So, I ask you, if you could know the exact date of your death, would you want to know?
I think I would. You would be immortal in the interim. The decisions we make would be vastly different. Our lives might be richer. Of course, then we run into the Oedipus problem of self-fulfilling prophecy. What if knowing the date of our death causes us to change our actions, thus ensuring the fulfillment of the prediction? What if all the contingencies predicated the outcome based on our selection of them made through knowledge of the outcome?

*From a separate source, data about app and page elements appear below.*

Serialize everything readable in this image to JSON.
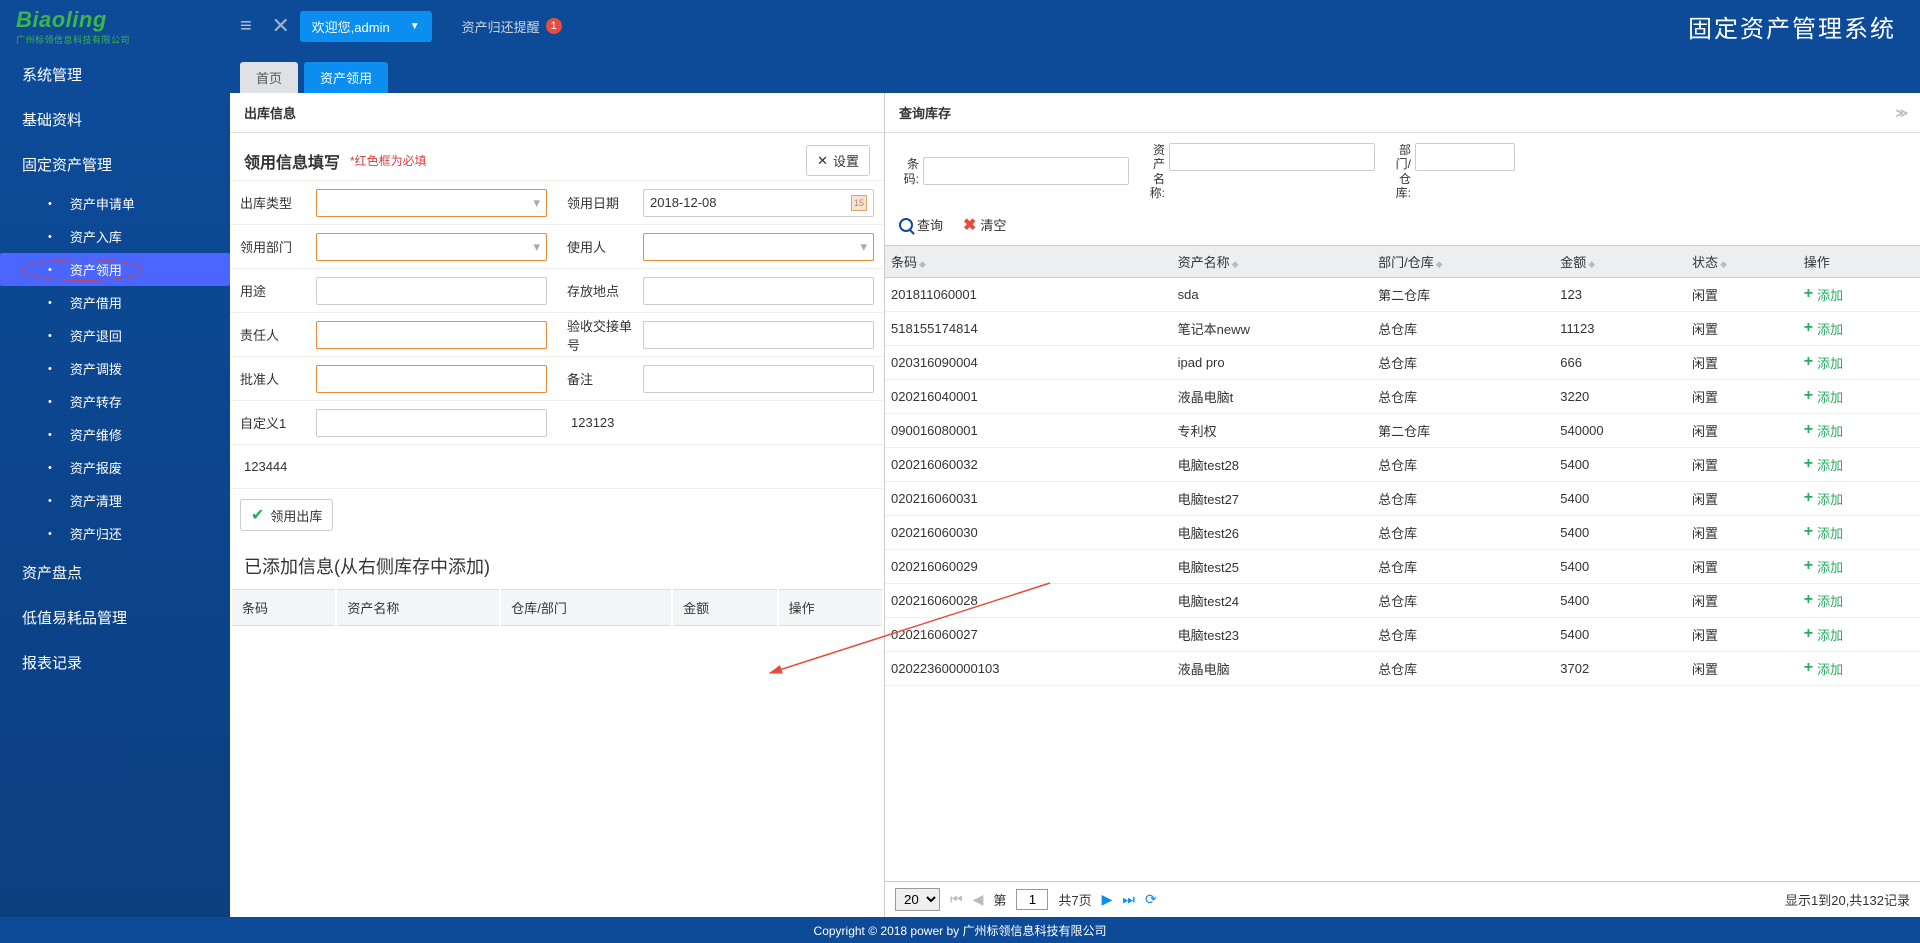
{
  "header": {
    "logo_top": "Biaoling",
    "logo_bottom": "广州标领信息科技有限公司",
    "welcome": "欢迎您,admin",
    "remind": "资产归还提醒",
    "remind_count": "1",
    "app_title": "固定资产管理系统"
  },
  "sidebar": {
    "groups": [
      {
        "label": "系统管理"
      },
      {
        "label": "基础资料"
      },
      {
        "label": "固定资产管理",
        "subs": [
          {
            "label": "资产申请单"
          },
          {
            "label": "资产入库"
          },
          {
            "label": "资产领用",
            "active": true
          },
          {
            "label": "资产借用"
          },
          {
            "label": "资产退回"
          },
          {
            "label": "资产调拨"
          },
          {
            "label": "资产转存"
          },
          {
            "label": "资产维修"
          },
          {
            "label": "资产报废"
          },
          {
            "label": "资产清理"
          },
          {
            "label": "资产归还"
          }
        ]
      },
      {
        "label": "资产盘点"
      },
      {
        "label": "低值易耗品管理"
      },
      {
        "label": "报表记录"
      }
    ]
  },
  "tabs": [
    {
      "label": "首页"
    },
    {
      "label": "资产领用",
      "active": true
    }
  ],
  "left": {
    "panel_title": "出库信息",
    "form_title": "领用信息填写",
    "required_note": "*红色框为必填",
    "settings": "设置",
    "fields": {
      "out_type": "出库类型",
      "receive_date": "领用日期",
      "receive_date_val": "2018-12-08",
      "receive_dept": "领用部门",
      "user": "使用人",
      "purpose": "用途",
      "storage_loc": "存放地点",
      "responsible": "责任人",
      "accept_no": "验收交接单号",
      "approver": "批准人",
      "remark": "备注",
      "custom1": "自定义1",
      "fixed1": "123123",
      "fixed2": "123444"
    },
    "submit": "领用出库",
    "added_title": "已添加信息(从右侧库存中添加)",
    "added_cols": [
      "条码",
      "资产名称",
      "仓库/部门",
      "金额",
      "操作"
    ]
  },
  "right": {
    "panel_title": "查询库存",
    "search": {
      "barcode": "条码:",
      "asset_name": "资\n产\n名\n称:",
      "dept_wh": "部\n门/\n仓\n库:"
    },
    "query": "查询",
    "clear": "清空",
    "cols": [
      "条码",
      "资产名称",
      "部门/仓库",
      "金额",
      "状态",
      "操作"
    ],
    "add_label": "添加",
    "rows": [
      {
        "code": "201811060001",
        "name": "sda",
        "wh": "第二仓库",
        "amt": "123",
        "st": "闲置"
      },
      {
        "code": "518155174814",
        "name": "笔记本neww",
        "wh": "总仓库",
        "amt": "11123",
        "st": "闲置"
      },
      {
        "code": "020316090004",
        "name": "ipad pro",
        "wh": "总仓库",
        "amt": "666",
        "st": "闲置"
      },
      {
        "code": "020216040001",
        "name": "液晶电脑t",
        "wh": "总仓库",
        "amt": "3220",
        "st": "闲置"
      },
      {
        "code": "090016080001",
        "name": "专利权",
        "wh": "第二仓库",
        "amt": "540000",
        "st": "闲置"
      },
      {
        "code": "020216060032",
        "name": "电脑test28",
        "wh": "总仓库",
        "amt": "5400",
        "st": "闲置"
      },
      {
        "code": "020216060031",
        "name": "电脑test27",
        "wh": "总仓库",
        "amt": "5400",
        "st": "闲置"
      },
      {
        "code": "020216060030",
        "name": "电脑test26",
        "wh": "总仓库",
        "amt": "5400",
        "st": "闲置"
      },
      {
        "code": "020216060029",
        "name": "电脑test25",
        "wh": "总仓库",
        "amt": "5400",
        "st": "闲置"
      },
      {
        "code": "020216060028",
        "name": "电脑test24",
        "wh": "总仓库",
        "amt": "5400",
        "st": "闲置"
      },
      {
        "code": "020216060027",
        "name": "电脑test23",
        "wh": "总仓库",
        "amt": "5400",
        "st": "闲置"
      },
      {
        "code": "020223600000103",
        "name": "液晶电脑",
        "wh": "总仓库",
        "amt": "3702",
        "st": "闲置"
      }
    ],
    "pager": {
      "size": "20",
      "page_label_pre": "第",
      "page": "1",
      "page_label_post": "共7页",
      "info": "显示1到20,共132记录"
    }
  },
  "footer": "Copyright © 2018 power by 广州标领信息科技有限公司"
}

In Jorge Luis Borges's short story "The Secret Miracle," the protagonist Jaromir Hladík is arrested by the Nazis and condemned to execution 10 days hence. He realizes that he is immortal during those ten days. He still dies, but for those ten days, instead of feeling helpless, he feels invincible (to a certain extent). Doc Brown never wants to tell Marty about the car crash that ruins his future, perhaps precisely to avoid it coming to pass. Marty decides not to drag race Needles in Back to the Future III, because he has seen his future if he responds to being called "chicken," and he does not like it. Doc was concerned about disrupting the space-time continuum, but Marty just wanted to better his life.
The future is an undiscovered country. Is it better to know it, to avoid the pitfalls, or does knowing them ultimately lead us right to them?
The wound can only be healed by the spear that caused it.